Close-up of the release system. It consists of a base which is a cross pierced and tapped in its center. A cam is articulated on each branch of the cross. The top of the cam will hook the flange of the bottle. At the bottom of the 4 cams, an elastic tries to put them in the open position, but a plastic sleeve (dark gray in the photo) sliding along the tube, forces them to remain closed. If we pull this sleeve down, the jaws open releasing the rocket.

The cross is screwed on the "nut" opposite, which is itself tightened on the copper tube using two screws which tighten the split part below the screw thread.

Opposite a photo of the "jawbone" assembly. We can see the thread in the center and at the bottom right the sleeve.

This whole set was machined by a friend. Thank you Pierre.

Another view of the system which allows a better view of the way in which the assembly is fixed on the tube. The split nut is tightened on the tube by means of the screw that can be seen in the center of the photo.

We can also see the two holes in the sleeve through which a string passes which allows it to be pulled down for the release.

The system mounted on the tube, holding a bottle.

Here is a complete view of the launch installation. In addition to the rocket on a ramp (this is BiValse, twice 1.25 liters), we can distinguish the pump and the sprayer transformed into a water filler (an idea of ??Hervé Brégent). In fact, sprayers work like water rockets, the tank is filled with water and then pressurized by pumping (the black handle on top). The water being under pressure, we can therefore fill the rocket, as long as the pressure in the rocket is lower than that of the tank. As the pressure is filled, the pressure in the bottle increases, while it decreases in the sprayer. In practice I manage to put about 2 liters of water without pumping again, but I have not made a precise study on the subject.
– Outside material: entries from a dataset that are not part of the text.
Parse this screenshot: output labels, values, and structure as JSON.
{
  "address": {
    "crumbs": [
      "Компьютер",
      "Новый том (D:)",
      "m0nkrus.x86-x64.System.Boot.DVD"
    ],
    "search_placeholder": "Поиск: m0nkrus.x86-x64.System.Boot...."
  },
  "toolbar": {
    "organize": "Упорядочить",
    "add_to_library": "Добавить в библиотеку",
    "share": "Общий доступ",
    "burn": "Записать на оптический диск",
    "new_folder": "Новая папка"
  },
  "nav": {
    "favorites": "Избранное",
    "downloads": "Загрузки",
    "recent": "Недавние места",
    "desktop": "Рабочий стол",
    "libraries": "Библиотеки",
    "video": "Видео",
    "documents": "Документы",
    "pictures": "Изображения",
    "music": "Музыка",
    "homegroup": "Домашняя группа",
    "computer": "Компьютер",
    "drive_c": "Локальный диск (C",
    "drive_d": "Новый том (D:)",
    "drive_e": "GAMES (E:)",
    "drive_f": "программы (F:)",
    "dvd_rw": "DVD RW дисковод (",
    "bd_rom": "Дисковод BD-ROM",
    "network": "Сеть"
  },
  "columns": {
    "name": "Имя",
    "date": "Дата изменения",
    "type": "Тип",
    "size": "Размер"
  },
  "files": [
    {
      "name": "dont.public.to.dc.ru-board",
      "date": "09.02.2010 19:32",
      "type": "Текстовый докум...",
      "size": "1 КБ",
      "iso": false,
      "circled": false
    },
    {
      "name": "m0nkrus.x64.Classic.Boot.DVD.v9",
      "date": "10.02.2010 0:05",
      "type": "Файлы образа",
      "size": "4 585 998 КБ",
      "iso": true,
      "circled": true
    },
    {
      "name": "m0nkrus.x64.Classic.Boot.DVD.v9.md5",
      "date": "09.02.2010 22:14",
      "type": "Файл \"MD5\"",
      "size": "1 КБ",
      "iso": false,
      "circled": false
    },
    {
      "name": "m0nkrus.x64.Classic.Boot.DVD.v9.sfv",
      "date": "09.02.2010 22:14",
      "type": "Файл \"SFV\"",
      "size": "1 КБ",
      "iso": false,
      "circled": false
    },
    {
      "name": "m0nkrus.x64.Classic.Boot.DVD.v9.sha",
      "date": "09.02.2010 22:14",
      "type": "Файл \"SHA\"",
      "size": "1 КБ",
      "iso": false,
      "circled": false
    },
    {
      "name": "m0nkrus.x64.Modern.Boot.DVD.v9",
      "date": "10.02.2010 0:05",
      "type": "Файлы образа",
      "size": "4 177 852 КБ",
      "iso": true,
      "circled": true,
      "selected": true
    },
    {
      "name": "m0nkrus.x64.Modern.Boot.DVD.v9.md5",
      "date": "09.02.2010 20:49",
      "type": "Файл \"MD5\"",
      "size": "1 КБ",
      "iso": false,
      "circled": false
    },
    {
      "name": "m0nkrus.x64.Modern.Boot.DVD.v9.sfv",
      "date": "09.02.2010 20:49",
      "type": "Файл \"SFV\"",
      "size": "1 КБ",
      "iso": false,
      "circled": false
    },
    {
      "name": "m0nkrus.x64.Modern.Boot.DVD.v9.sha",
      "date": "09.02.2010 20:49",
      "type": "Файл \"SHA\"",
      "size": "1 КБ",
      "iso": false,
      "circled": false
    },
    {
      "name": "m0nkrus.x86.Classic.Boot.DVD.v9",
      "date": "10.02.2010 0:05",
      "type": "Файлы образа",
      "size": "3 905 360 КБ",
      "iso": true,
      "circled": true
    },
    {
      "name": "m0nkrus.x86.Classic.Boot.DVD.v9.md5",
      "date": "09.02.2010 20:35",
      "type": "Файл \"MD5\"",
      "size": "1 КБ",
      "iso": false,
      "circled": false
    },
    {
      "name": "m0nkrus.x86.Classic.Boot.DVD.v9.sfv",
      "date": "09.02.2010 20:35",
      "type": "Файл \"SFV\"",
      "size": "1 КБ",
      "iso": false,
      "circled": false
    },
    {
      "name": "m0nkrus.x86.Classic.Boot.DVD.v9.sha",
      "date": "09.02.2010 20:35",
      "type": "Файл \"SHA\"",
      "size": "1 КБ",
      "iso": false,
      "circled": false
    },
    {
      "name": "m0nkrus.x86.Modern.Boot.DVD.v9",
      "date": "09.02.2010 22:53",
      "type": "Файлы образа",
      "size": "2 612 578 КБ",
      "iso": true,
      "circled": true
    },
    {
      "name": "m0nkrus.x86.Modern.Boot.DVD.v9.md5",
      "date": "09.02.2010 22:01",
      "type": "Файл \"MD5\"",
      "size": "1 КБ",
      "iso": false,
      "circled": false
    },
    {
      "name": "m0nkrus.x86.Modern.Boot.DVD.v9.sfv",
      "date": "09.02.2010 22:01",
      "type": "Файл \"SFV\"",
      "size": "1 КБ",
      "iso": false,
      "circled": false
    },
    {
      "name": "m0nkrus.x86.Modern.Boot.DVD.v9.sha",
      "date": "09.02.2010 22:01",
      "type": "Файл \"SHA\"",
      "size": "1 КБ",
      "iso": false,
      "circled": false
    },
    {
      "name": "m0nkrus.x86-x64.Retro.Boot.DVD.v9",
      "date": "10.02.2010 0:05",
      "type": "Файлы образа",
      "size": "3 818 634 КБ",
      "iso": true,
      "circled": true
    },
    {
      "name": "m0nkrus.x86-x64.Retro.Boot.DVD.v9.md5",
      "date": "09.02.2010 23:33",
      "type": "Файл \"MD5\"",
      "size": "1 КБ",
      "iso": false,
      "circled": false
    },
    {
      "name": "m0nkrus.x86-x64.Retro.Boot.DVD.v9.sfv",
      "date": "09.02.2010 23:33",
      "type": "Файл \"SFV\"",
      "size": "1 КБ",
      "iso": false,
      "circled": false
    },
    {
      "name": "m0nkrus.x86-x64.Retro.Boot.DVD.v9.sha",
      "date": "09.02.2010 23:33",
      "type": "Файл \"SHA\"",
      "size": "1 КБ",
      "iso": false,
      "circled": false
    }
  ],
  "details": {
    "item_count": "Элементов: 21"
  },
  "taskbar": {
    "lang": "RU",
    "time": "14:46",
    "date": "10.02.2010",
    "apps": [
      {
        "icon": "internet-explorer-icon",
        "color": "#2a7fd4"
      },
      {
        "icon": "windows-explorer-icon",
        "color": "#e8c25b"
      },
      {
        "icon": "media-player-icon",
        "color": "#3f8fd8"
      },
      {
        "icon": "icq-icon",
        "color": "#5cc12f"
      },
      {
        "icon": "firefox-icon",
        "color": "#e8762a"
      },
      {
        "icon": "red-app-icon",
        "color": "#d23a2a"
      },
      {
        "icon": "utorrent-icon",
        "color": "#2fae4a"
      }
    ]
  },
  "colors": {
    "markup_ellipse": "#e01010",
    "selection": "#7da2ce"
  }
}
This system eliminates the need for the small internal pipe of my launcher whose objective was to release the pressure in the bottle to allow filling. Which means that a new, simpler launcher is planned.